== Problem statement ==
Please set down the records below exactly as they appear.
****
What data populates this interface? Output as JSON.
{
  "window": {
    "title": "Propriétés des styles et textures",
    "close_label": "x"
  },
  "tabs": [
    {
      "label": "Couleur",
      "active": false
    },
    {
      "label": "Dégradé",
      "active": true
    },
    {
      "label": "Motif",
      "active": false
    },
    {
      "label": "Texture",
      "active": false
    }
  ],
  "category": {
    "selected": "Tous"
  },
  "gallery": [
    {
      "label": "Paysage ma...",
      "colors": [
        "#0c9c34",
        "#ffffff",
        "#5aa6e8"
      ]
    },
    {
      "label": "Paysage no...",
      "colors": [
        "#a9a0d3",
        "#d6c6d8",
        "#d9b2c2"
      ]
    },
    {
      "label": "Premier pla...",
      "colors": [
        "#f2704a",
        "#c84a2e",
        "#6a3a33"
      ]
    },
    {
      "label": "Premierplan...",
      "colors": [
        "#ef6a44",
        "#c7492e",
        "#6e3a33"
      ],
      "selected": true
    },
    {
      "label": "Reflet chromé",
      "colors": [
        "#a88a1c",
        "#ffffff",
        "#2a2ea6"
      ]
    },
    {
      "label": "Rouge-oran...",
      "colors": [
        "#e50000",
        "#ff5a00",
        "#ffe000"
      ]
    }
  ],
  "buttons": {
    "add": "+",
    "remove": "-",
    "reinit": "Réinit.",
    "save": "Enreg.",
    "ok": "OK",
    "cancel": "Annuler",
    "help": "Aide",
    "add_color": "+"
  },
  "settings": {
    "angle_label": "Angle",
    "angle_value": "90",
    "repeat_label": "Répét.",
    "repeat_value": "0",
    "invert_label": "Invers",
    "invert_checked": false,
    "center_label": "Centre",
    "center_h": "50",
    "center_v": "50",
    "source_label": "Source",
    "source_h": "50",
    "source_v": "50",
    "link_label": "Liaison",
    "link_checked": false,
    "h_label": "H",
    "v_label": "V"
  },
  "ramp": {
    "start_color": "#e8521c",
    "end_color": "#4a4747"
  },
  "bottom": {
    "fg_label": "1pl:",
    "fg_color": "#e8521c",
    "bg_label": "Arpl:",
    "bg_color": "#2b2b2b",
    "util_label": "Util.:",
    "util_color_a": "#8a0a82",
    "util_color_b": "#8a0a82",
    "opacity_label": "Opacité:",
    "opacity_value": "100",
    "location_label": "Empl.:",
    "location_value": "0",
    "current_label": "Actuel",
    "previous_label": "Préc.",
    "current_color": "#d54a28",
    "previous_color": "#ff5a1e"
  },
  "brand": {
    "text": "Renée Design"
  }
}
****
== Finished task ==
What data populates this interface? Output as JSON.
{
  "window": {
    "title": "Propriétés des styles et textures",
    "close_label": "x"
  },
  "tabs": [
    {
      "label": "Couleur",
      "active": false
    },
    {
      "label": "Dégradé",
      "active": true
    },
    {
      "label": "Motif",
      "active": false
    },
    {
      "label": "Texture",
      "active": false
    }
  ],
  "category": {
    "selected": "Tous"
  },
  "gallery": [
    {
      "label": "Paysage ma...",
      "colors": [
        "#0c9c34",
        "#ffffff",
        "#5aa6e8"
      ]
    },
    {
      "label": "Paysage no...",
      "colors": [
        "#a9a0d3",
        "#d6c6d8",
        "#d9b2c2"
      ]
    },
    {
      "label": "Premier pla...",
      "colors": [
        "#f2704a",
        "#c84a2e",
        "#6a3a33"
      ]
    },
    {
      "label": "Premierplan...",
      "colors": [
        "#ef6a44",
        "#c7492e",
        "#6e3a33"
      ],
      "selected": true
    },
    {
      "label": "Reflet chromé",
      "colors": [
        "#a88a1c",
        "#ffffff",
        "#2a2ea6"
      ]
    },
    {
      "label": "Rouge-oran...",
      "colors": [
        "#e50000",
        "#ff5a00",
        "#ffe000"
      ]
    }
  ],
  "buttons": {
    "add": "+",
    "remove": "-",
    "reinit": "Réinit.",
    "save": "Enreg.",
    "ok": "OK",
    "cancel": "Annuler",
    "help": "Aide",
    "add_color": "+"
  },
  "settings": {
    "angle_label": "Angle",
    "angle_value": "90",
    "repeat_label": "Répét.",
    "repeat_value": "0",
    "invert_label": "Invers",
    "invert_checked": false,
    "center_label": "Centre",
    "center_h": "50",
    "center_v": "50",
    "source_label": "Source",
    "source_h": "50",
    "source_v": "50",
    "link_label": "Liaison",
    "link_checked": false,
    "h_label": "H",
    "v_label": "V"
  },
  "ramp": {
    "start_color": "#e8521c",
    "end_color": "#4a4747"
  },
  "bottom": {
    "fg_label": "1pl:",
    "fg_color": "#e8521c",
    "bg_label": "Arpl:",
    "bg_color": "#2b2b2b",
    "util_label": "Util.:",
    "util_color_a": "#8a0a82",
    "util_color_b": "#8a0a82",
    "opacity_label": "Opacité:",
    "opacity_value": "100",
    "location_label": "Empl.:",
    "location_value": "0",
    "current_label": "Actuel",
    "previous_label": "Préc.",
    "current_color": "#d54a28",
    "previous_color": "#ff5a1e"
  },
  "brand": {
    "text": "Renée Design"
  }
}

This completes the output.